You’ve got to spend money to make money. That seemed to be the philosophy at DraftKings during Q3, where the company grew revenues by 98% year-on-year to $133 million.
According to the company’s Q3 report, DraftKings also grew monthly unique payers (MUPs) by 64% to over one million. But the aggressive expansion wasn’t cheap.
The company spent $203 million on sales and marketing, up around 250% on the same period in 2019.
That led to a net loss of nearly $348 million during the quarter.
DraftKings stressed it had upped marketing spend to make the most of the customer demand it saw throughout the quarter and to support launches in new states.
DraftKings shares climbed 10% pre-market to $45.
‘Tremendous engagement’ for DraftKings
“The resumption of major sports such as the NBA, MLB and the NHL in the third quarter, as well as the start of the NFL season, generated tremendous customer engagement,” said Jason Robins, DraftKings’ CEO.

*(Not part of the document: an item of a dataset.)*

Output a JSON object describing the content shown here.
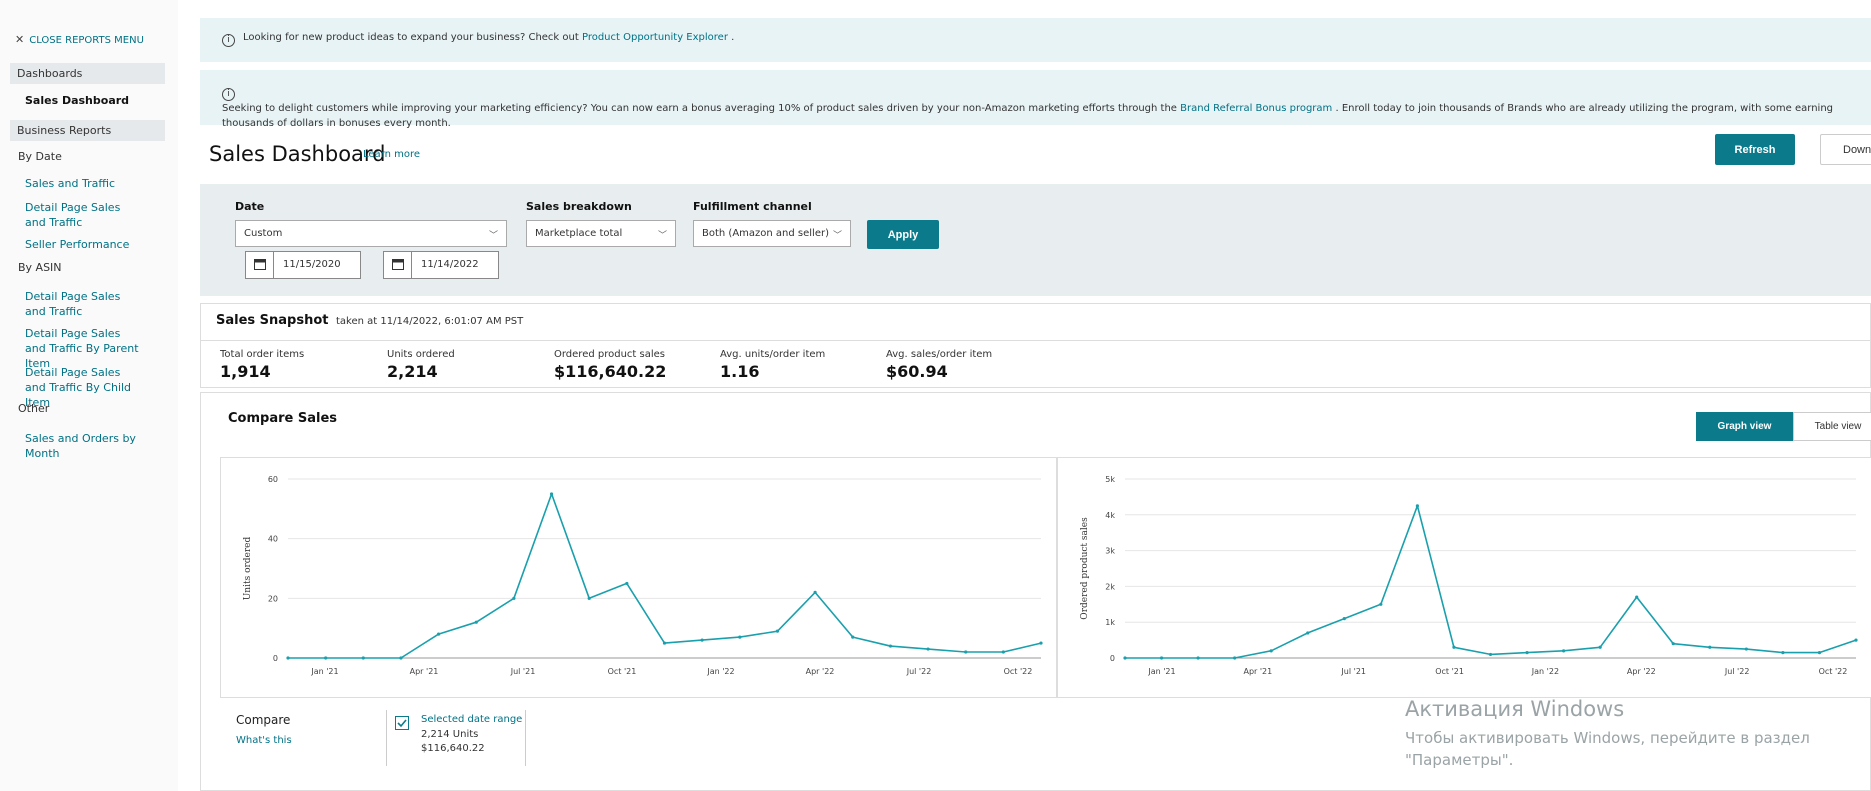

“Our product offerings and scalable platform provide a distinctive and personalized experience for customers across the ten states where we operate mobile sports betting today, and we look forward to entering additional jurisdictions at the earliest opportunity.”
Average revenue per monthly unique payer (ARPMUP) was $34. DK said that was lower than expected, due to limited sports activity in July and atypical hold rates from NFL wagering through the third week of the season.
However, that was partially offset by increased engagement with iGaming.
For comparison, FanDuel Group this week reported Q3 revenues of $212 million. That figure contains Fox Bet as well as TVG horse racing revenue. FanDuel Group also reported 1.8 million active users during the quarter.
Raised guidance for DraftKings
Looking ahead, DraftKings raised its 2020 pro forma revenue guidance from a range of $500 to $540 million to a range of $540 to $560 million.
That assumes no further major changes to the sports calendar.
What we learned from the $DKNG investor call
The follow-up analyst call was a little light on detail, with Robins focusing on the long term outlook for things like product.
“We are in the first innings here,” Robins pointed out. He said there would be more innovation around in-play betting when DK moves onto its own SBTech platform. That should be completed by Q3 2021.
Elsewhere, he tried to dampen expectation for TN sports betting, saying the minimum hold rate would make it hard to compete with the black market. He also said DFS was still growing, with Masters entries up significantly year-on-year. Although, that could be a function of people having money in their accounts for NFL.
Finally, DK currently has around $1.3 billion on the balance sheet, which could be used for M&A, as well as general marketing activity. Robins said they had no specific acquisition target in mind.